- The early atmosphere contained a large amount of hydrogen and helium which was stripped off as a result of the solar winds. This happened in case of all the terrestrial planets, including the Earth. Due to the intense solar winds, the terrestrial planets were supposed to have lost their primordial atmosphere.
- When the cooling of the Earth started, the gases and the water vapour were released from the interior of the Earth. The process of the outpouring of gases from the interior is known as ‘degassing’. This started the evolution of the present atmosphere.
- The early atmosphere largely contained nitrogen, carbon dioxide, water vapour,
methane, ammonia and very little amount of free oxygen.
- Water vapour and gases were getting added to the atmosphere due to the continuous volcanic eruptions. As the Earth cooled, the water vapour released started getting condensed, and the carbon dioxide in the atmosphere got dissolved in rainwater. The temperature further decreased, causing more condensation and more rains.
- The rainwater falling onto the surface got collected in the depressions and gave rise to oceans. The Earth’s oceans are supposed to have been formed within 500 million years from the formation of the Earth. Thus, the oceans are nearly 4,000 million years old, and life was confined to the oceans for a long time.
- The evolution of life began nearly 3,800 million years ago. However, the process of photosynthesis evolved nearly around 2,500-3,000 million years before the present.
- The process of photosynthesis led the oceans to have the contribution of oxygen. When the oceans were saturated with oxygen, the oxygen began to flood the atmosphere nearly 2,000 million years ago.
Origin of Life:
- The last phase in the evolution of the Earth is related to the origin and evolution of life. The evolution of life began nearly 3,800 million years ago.
- Since the initial atmosphere of the Earth was not conducive for the development of life, the origin of life must have been started through the complex chemical processes.

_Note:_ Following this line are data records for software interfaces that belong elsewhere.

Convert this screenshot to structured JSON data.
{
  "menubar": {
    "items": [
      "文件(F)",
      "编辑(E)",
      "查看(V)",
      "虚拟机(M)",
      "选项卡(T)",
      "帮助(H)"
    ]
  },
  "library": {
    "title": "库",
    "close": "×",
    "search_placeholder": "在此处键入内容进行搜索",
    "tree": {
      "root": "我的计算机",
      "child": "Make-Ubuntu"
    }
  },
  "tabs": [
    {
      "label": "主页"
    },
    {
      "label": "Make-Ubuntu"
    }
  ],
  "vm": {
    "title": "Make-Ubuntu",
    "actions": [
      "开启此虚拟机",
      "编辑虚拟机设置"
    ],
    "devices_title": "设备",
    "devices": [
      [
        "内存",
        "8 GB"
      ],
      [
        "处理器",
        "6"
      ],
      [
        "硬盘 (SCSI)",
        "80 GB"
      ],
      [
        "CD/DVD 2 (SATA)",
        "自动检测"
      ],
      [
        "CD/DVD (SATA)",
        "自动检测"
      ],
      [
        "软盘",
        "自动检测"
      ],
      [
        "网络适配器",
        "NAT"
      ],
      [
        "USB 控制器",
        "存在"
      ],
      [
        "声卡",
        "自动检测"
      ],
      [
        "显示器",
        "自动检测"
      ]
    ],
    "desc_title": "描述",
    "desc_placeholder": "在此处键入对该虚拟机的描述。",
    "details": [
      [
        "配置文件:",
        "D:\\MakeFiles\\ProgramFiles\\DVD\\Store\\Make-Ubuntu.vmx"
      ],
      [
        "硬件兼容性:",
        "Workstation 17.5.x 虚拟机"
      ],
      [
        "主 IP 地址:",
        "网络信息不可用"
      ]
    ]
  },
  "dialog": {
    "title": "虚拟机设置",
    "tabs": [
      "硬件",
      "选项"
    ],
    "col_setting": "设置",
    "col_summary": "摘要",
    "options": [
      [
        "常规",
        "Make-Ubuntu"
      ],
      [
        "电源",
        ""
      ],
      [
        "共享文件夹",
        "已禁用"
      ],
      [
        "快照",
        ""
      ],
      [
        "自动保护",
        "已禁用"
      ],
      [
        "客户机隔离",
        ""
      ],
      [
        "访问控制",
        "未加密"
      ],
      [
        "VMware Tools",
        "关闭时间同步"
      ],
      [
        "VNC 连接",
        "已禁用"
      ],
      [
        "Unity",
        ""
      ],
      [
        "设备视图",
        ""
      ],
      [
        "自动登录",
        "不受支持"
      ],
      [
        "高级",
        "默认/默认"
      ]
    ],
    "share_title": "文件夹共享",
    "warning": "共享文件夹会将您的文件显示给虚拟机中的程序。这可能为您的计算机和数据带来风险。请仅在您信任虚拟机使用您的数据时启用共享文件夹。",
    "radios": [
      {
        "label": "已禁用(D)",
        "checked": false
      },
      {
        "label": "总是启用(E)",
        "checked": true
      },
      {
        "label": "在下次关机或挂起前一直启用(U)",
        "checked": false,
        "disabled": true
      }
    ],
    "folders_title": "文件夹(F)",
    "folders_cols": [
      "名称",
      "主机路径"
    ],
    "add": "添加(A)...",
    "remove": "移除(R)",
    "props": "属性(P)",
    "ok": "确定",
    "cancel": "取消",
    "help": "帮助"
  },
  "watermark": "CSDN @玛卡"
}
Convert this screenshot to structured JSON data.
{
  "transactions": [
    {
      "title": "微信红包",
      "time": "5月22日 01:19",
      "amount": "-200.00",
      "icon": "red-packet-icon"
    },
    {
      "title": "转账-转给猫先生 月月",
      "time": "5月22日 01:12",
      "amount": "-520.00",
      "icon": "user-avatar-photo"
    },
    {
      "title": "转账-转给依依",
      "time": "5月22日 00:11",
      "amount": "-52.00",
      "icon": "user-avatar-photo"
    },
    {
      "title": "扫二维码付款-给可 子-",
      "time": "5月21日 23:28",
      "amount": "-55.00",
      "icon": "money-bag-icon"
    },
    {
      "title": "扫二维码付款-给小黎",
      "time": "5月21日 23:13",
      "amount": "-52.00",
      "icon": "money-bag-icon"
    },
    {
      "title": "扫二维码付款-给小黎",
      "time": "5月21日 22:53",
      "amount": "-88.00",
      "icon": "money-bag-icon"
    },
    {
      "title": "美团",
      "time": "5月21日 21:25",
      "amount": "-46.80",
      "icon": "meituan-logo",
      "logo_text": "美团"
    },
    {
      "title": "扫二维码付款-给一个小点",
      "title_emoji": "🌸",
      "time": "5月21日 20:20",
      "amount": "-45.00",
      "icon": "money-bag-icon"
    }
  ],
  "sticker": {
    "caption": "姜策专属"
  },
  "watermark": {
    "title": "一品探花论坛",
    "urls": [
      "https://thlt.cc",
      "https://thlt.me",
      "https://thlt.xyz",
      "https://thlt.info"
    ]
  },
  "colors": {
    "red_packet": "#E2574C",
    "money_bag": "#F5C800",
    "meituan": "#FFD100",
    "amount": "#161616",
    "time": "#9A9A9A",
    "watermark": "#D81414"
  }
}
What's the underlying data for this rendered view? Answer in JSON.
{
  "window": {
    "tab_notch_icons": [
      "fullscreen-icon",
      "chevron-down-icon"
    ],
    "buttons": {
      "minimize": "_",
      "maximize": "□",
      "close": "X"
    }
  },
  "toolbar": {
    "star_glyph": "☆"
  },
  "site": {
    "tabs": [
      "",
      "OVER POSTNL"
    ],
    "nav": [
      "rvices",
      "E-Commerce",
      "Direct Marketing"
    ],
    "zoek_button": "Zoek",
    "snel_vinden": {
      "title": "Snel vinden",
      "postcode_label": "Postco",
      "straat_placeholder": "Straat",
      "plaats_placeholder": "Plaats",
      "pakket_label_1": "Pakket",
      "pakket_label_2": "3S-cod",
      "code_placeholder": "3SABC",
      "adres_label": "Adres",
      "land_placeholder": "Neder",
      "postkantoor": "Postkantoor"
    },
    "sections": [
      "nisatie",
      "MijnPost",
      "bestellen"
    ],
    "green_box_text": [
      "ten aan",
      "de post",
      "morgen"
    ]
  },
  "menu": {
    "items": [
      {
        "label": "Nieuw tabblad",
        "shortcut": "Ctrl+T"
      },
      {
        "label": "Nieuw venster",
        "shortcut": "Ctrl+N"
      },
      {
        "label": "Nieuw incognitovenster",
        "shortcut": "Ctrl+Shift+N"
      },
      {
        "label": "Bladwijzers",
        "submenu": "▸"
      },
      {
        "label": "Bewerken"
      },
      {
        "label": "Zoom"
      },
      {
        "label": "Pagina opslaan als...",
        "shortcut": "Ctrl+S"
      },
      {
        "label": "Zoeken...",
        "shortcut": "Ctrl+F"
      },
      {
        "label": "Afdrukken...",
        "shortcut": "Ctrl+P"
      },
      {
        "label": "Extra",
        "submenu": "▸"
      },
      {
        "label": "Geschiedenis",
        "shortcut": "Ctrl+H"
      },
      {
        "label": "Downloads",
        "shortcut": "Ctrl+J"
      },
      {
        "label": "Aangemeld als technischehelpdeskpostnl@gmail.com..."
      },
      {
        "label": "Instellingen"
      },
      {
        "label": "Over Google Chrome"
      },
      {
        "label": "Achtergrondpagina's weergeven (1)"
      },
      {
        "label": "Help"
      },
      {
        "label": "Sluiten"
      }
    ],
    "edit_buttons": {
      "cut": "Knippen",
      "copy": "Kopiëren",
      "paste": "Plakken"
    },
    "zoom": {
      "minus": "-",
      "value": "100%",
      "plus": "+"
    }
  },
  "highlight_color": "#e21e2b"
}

- According to modern scientists, the origin of life started as a kind of chemical reaction, which first generated complex organic molecules and assembled them.
- The assemblage of the organic molecules was such that they could duplicate themselves converting inanimate matter into living substance. Fossils found in rocks are the source of information about the record of life that existed on this planet in different periods. The microscopic structures closely related to the present form of blue algae have been found in geological formations that are much older than these were some 3,000 million years ago. Thus, it can be assumed that life began to evolve nearly 3,800 million years ago.